Merriam-Webster defines “carp” as “to find fault or complain querulously.”

Therefore, if someone makes a habit of finding fault in everything they see or come across, you can call them a “carper.”

It is believed that the word “carp” comes from the Latin term “carpere” meaning to “slander” or “revile” or, literally, to “pluck.”

This is another word with negative connotations. You would use it to critique a person for behaving in a petulant and fussy manner.

To see what we mean, consider the examples below:

Must we really visit John? He’s a relentless carper.

She’s a bit of a carper, but I must say, I find her constant gripes quite amusing.


In psychology, the word for someone who obsessively points out flaws in other people is “faultfinder.”

Merriam-Webster defines “faultfinding” as “captiously critical” and “petty, nagging, or unreasonable criticism.”

In short, a “faultfinder” is someone who complains constantly and judges other people harshly over trivial matters. They are also very demanding of the people in their life.

“Faultfinders” are seen as rather spiteful, and it often seems as if they derive some enjoyment from criticizing others and starting disputes. Almost like a game!

Moreover, some people turn to faultfinding at work for strategic reasons.

Essentially, they believe that pointing out your errors or faults around your boss or other superiors will reflect well on them.

In reality, they are probably doing themselves a disservice by being unpleasant.

Finally, let’s see the term “faultfinder” in a couple of example sentences:
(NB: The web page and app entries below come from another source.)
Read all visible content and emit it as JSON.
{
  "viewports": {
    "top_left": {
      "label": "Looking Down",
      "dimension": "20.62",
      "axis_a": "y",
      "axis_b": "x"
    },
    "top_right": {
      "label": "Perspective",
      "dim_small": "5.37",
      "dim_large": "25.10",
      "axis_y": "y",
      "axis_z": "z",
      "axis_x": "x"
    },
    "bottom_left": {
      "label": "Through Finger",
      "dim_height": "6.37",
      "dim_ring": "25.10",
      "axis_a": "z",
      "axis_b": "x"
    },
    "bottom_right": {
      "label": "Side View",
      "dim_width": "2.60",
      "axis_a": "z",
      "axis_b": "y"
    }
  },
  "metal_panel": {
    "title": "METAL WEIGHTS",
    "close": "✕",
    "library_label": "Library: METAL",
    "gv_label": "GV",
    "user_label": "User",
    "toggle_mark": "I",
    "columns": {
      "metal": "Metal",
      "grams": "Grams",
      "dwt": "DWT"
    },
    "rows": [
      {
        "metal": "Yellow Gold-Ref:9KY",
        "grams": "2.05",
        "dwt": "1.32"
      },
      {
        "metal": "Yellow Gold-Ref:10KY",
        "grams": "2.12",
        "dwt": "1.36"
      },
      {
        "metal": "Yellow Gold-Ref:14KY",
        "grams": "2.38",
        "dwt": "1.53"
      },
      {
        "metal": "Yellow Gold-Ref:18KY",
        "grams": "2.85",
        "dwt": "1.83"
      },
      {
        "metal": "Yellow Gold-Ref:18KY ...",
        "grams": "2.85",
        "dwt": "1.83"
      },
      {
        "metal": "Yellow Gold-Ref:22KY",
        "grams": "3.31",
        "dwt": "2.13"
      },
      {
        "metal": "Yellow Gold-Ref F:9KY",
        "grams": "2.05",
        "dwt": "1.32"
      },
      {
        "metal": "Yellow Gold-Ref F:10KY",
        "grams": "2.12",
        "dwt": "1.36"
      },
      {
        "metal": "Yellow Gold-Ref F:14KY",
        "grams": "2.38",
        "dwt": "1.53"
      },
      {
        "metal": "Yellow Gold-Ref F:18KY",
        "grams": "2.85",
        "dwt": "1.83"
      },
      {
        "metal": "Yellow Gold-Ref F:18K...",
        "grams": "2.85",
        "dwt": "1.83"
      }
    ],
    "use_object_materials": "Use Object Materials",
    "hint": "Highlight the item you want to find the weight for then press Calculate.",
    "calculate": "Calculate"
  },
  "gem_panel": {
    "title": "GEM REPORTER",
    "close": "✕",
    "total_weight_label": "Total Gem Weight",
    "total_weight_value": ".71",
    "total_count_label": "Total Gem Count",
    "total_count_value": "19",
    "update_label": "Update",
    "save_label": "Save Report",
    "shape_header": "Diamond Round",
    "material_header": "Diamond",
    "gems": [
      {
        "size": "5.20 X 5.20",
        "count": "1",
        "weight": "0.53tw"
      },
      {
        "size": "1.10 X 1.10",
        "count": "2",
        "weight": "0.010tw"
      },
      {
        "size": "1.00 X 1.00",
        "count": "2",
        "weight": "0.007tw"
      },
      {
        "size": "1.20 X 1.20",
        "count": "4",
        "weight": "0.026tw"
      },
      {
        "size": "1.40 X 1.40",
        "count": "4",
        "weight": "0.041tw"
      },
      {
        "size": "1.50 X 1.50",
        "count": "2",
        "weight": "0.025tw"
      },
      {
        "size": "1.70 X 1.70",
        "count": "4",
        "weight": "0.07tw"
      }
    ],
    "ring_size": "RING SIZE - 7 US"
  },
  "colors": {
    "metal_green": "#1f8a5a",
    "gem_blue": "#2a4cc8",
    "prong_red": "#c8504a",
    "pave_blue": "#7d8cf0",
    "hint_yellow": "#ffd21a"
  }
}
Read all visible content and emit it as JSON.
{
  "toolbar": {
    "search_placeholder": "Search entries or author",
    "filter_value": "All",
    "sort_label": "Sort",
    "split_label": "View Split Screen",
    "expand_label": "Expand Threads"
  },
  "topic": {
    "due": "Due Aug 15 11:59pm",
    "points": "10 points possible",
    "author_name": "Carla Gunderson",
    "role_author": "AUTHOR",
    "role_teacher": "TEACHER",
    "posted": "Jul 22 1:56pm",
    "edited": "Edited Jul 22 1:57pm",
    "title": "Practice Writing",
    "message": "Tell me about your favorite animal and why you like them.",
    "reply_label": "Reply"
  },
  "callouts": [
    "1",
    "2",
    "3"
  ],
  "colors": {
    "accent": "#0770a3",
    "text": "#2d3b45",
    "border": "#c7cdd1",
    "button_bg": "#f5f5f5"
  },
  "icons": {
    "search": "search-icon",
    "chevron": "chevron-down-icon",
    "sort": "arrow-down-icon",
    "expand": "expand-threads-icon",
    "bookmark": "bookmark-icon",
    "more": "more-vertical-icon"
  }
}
There’s no point asking Jed’s opinion; he’s a notorious faultfinder.

Ever the faultfinder, Marial would probably arrive in heaven and criticize the interior design.